[Stored items from a collection]
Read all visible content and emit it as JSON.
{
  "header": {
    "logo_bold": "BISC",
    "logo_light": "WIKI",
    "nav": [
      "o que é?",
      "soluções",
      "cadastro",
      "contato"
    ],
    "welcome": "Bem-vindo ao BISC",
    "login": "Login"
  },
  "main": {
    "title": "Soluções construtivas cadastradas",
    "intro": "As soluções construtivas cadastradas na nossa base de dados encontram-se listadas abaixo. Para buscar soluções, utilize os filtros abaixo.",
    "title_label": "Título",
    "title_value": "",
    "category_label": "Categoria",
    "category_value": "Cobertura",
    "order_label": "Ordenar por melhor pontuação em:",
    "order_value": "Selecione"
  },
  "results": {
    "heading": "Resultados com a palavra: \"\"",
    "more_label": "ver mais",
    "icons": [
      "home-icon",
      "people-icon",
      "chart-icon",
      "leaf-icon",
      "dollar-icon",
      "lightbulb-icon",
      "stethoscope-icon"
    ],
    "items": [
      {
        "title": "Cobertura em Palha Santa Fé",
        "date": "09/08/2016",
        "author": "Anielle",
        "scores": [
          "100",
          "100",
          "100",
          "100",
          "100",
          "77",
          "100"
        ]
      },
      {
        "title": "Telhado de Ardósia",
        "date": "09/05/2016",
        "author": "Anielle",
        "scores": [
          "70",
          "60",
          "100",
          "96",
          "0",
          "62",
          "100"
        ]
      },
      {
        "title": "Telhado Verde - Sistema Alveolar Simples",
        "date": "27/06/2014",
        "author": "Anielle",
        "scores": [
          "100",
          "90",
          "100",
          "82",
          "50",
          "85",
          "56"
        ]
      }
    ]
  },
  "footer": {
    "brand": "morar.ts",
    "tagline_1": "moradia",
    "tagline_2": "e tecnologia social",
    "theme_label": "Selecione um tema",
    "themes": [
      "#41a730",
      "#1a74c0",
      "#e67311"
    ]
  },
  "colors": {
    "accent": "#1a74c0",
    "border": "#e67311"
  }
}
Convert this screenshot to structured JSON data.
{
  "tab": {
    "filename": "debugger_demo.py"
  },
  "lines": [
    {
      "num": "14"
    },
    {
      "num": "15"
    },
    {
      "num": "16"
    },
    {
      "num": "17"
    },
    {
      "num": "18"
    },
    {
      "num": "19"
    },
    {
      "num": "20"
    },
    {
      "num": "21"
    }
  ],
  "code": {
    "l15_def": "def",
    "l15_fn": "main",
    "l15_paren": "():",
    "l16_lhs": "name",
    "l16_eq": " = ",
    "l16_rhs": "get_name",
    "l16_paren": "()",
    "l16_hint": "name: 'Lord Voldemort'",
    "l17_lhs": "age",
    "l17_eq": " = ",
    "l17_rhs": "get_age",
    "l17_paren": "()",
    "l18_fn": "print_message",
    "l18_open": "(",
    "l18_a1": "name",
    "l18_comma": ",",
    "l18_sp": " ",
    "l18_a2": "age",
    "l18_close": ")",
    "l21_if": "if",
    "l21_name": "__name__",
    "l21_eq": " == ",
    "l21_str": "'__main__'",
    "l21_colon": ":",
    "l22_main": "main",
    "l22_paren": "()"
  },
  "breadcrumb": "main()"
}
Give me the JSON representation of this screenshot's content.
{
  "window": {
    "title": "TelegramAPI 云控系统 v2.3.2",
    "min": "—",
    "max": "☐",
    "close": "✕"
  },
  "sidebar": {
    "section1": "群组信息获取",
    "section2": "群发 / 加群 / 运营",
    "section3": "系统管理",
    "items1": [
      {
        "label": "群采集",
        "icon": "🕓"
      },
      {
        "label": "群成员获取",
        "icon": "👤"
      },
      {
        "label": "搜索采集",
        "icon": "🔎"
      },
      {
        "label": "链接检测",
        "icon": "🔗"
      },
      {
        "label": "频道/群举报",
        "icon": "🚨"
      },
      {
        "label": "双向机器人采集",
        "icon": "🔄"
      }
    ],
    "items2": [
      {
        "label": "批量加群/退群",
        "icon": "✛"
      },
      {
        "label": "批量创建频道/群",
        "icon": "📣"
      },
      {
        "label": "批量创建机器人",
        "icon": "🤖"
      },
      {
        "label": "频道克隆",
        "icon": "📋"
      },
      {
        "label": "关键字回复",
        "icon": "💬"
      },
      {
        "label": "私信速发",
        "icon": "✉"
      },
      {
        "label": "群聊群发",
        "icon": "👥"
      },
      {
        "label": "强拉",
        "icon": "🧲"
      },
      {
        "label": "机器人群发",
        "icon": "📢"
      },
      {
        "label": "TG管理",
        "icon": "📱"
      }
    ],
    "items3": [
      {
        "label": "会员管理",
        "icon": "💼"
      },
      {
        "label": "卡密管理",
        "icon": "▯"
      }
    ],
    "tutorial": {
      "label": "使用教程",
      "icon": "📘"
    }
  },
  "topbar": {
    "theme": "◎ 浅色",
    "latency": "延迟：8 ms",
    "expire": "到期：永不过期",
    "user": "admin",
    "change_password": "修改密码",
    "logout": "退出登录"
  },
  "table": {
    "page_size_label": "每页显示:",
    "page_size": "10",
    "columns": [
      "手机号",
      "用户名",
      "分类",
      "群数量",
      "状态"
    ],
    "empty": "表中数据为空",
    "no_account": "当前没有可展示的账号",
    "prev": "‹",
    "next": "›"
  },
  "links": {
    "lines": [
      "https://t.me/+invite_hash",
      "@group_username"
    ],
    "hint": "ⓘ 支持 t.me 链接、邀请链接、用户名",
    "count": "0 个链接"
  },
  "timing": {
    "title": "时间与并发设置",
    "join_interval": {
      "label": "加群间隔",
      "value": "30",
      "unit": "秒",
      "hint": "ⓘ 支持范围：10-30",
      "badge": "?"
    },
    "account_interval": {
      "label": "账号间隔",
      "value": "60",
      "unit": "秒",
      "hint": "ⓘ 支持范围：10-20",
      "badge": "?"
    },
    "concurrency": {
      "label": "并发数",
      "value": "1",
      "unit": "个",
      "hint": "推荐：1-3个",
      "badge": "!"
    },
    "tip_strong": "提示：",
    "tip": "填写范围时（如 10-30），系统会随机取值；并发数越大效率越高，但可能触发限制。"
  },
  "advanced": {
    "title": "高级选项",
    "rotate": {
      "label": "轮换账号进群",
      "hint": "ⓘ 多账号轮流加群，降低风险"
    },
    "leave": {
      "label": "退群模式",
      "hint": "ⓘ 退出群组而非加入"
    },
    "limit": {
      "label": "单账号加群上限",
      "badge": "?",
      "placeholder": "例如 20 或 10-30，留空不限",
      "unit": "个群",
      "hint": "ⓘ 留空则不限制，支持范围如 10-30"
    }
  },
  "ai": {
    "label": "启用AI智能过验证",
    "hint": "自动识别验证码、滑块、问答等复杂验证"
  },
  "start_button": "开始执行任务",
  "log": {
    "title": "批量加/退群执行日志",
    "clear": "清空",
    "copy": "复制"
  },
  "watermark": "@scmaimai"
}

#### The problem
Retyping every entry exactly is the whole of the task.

#### Answer box
Read all visible content and emit it as JSON.
{
  "header": {
    "logo_bold": "BISC",
    "logo_light": "WIKI",
    "nav": [
      "o que é?",
      "soluções",
      "cadastro",
      "contato"
    ],
    "welcome": "Bem-vindo ao BISC",
    "login": "Login"
  },
  "main": {
    "title": "Soluções construtivas cadastradas",
    "intro": "As soluções construtivas cadastradas na nossa base de dados encontram-se listadas abaixo. Para buscar soluções, utilize os filtros abaixo.",
    "title_label": "Título",
    "title_value": "",
    "category_label": "Categoria",
    "category_value": "Cobertura",
    "order_label": "Ordenar por melhor pontuação em:",
    "order_value": "Selecione"
  },
  "results": {
    "heading": "Resultados com a palavra: \"\"",
    "more_label": "ver mais",
    "icons": [
      "home-icon",
      "people-icon",
      "chart-icon",
      "leaf-icon",
      "dollar-icon",
      "lightbulb-icon",
      "stethoscope-icon"
    ],
    "items": [
      {
        "title": "Cobertura em Palha Santa Fé",
        "date": "09/08/2016",
        "author": "Anielle",
        "scores": [
          "100",
          "100",
          "100",
          "100",
          "100",
          "77",
          "100"
        ]
      },
      {
        "title": "Telhado de Ardósia",
        "date": "09/05/2016",
        "author": "Anielle",
        "scores": [
          "70",
          "60",
          "100",
          "96",
          "0",
          "62",
          "100"
        ]
      },
      {
        "title": "Telhado Verde - Sistema Alveolar Simples",
        "date": "27/06/2014",
        "author": "Anielle",
        "scores": [
          "100",
          "90",
          "100",
          "82",
          "50",
          "85",
          "56"
        ]
      }
    ]
  },
  "footer": {
    "brand": "morar.ts",
    "tagline_1": "moradia",
    "tagline_2": "e tecnologia social",
    "theme_label": "Selecione um tema",
    "themes": [
      "#41a730",
      "#1a74c0",
      "#e67311"
    ]
  },
  "colors": {
    "accent": "#1a74c0",
    "border": "#e67311"
  }
}
Convert this screenshot to structured JSON data.
{
  "tab": {
    "filename": "debugger_demo.py"
  },
  "lines": [
    {
      "num": "14"
    },
    {
      "num": "15"
    },
    {
      "num": "16"
    },
    {
      "num": "17"
    },
    {
      "num": "18"
    },
    {
      "num": "19"
    },
    {
      "num": "20"
    },
    {
      "num": "21"
    }
  ],
  "code": {
    "l15_def": "def",
    "l15_fn": "main",
    "l15_paren": "():",
    "l16_lhs": "name",
    "l16_eq": " = ",
    "l16_rhs": "get_name",
    "l16_paren": "()",
    "l16_hint": "name: 'Lord Voldemort'",
    "l17_lhs": "age",
    "l17_eq": " = ",
    "l17_rhs": "get_age",
    "l17_paren": "()",
    "l18_fn": "print_message",
    "l18_open": "(",
    "l18_a1": "name",
    "l18_comma": ",",
    "l18_sp": " ",
    "l18_a2": "age",
    "l18_close": ")",
    "l21_if": "if",
    "l21_name": "__name__",
    "l21_eq": " == ",
    "l21_str": "'__main__'",
    "l21_colon": ":",
    "l22_main": "main",
    "l22_paren": "()"
  },
  "breadcrumb": "main()"
}
Give me the JSON representation of this screenshot's content.
{
  "window": {
    "title": "TelegramAPI 云控系统 v2.3.2",
    "min": "—",
    "max": "☐",
    "close": "✕"
  },
  "sidebar": {
    "section1": "群组信息获取",
    "section2": "群发 / 加群 / 运营",
    "section3": "系统管理",
    "items1": [
      {
        "label": "群采集",
        "icon": "🕓"
      },
      {
        "label": "群成员获取",
        "icon": "👤"
      },
      {
        "label": "搜索采集",
        "icon": "🔎"
      },
      {
        "label": "链接检测",
        "icon": "🔗"
      },
      {
        "label": "频道/群举报",
        "icon": "🚨"
      },
      {
        "label": "双向机器人采集",
        "icon": "🔄"
      }
    ],
    "items2": [
      {
        "label": "批量加群/退群",
        "icon": "✛"
      },
      {
        "label": "批量创建频道/群",
        "icon": "📣"
      },
      {
        "label": "批量创建机器人",
        "icon": "🤖"
      },
      {
        "label": "频道克隆",
        "icon": "📋"
      },
      {
        "label": "关键字回复",
        "icon": "💬"
      },
      {
        "label": "私信速发",
        "icon": "✉"
      },
      {
        "label": "群聊群发",
        "icon": "👥"
      },
      {
        "label": "强拉",
        "icon": "🧲"
      },
      {
        "label": "机器人群发",
        "icon": "📢"
      },
      {
        "label": "TG管理",
        "icon": "📱"
      }
    ],
    "items3": [
      {
        "label": "会员管理",
        "icon": "💼"
      },
      {
        "label": "卡密管理",
        "icon": "▯"
      }
    ],
    "tutorial": {
      "label": "使用教程",
      "icon": "📘"
    }
  },
  "topbar": {
    "theme": "◎ 浅色",
    "latency": "延迟：8 ms",
    "expire": "到期：永不过期",
    "user": "admin",
    "change_password": "修改密码",
    "logout": "退出登录"
  },
  "table": {
    "page_size_label": "每页显示:",
    "page_size": "10",
    "columns": [
      "手机号",
      "用户名",
      "分类",
      "群数量",
      "状态"
    ],
    "empty": "表中数据为空",
    "no_account": "当前没有可展示的账号",
    "prev": "‹",
    "next": "›"
  },
  "links": {
    "lines": [
      "https://t.me/+invite_hash",
      "@group_username"
    ],
    "hint": "ⓘ 支持 t.me 链接、邀请链接、用户名",
    "count": "0 个链接"
  },
  "timing": {
    "title": "时间与并发设置",
    "join_interval": {
      "label": "加群间隔",
      "value": "30",
      "unit": "秒",
      "hint": "ⓘ 支持范围：10-30",
      "badge": "?"
    },
    "account_interval": {
      "label": "账号间隔",
      "value": "60",
      "unit": "秒",
      "hint": "ⓘ 支持范围：10-20",
      "badge": "?"
    },
    "concurrency": {
      "label": "并发数",
      "value": "1",
      "unit": "个",
      "hint": "推荐：1-3个",
      "badge": "!"
    },
    "tip_strong": "提示：",
    "tip": "填写范围时（如 10-30），系统会随机取值；并发数越大效率越高，但可能触发限制。"
  },
  "advanced": {
    "title": "高级选项",
    "rotate": {
      "label": "轮换账号进群",
      "hint": "ⓘ 多账号轮流加群，降低风险"
    },
    "leave": {
      "label": "退群模式",
      "hint": "ⓘ 退出群组而非加入"
    },
    "limit": {
      "label": "单账号加群上限",
      "badge": "?",
      "placeholder": "例如 20 或 10-30，留空不限",
      "unit": "个群",
      "hint": "ⓘ 留空则不限制，支持范围如 10-30"
    }
  },
  "ai": {
    "label": "启用AI智能过验证",
    "hint": "自动识别验证码、滑块、问答等复杂验证"
  },
  "start_button": "开始执行任务",
  "log": {
    "title": "批量加/退群执行日志",
    "clear": "清空",
    "copy": "复制"
  },
  "watermark": "@scmaimai"
}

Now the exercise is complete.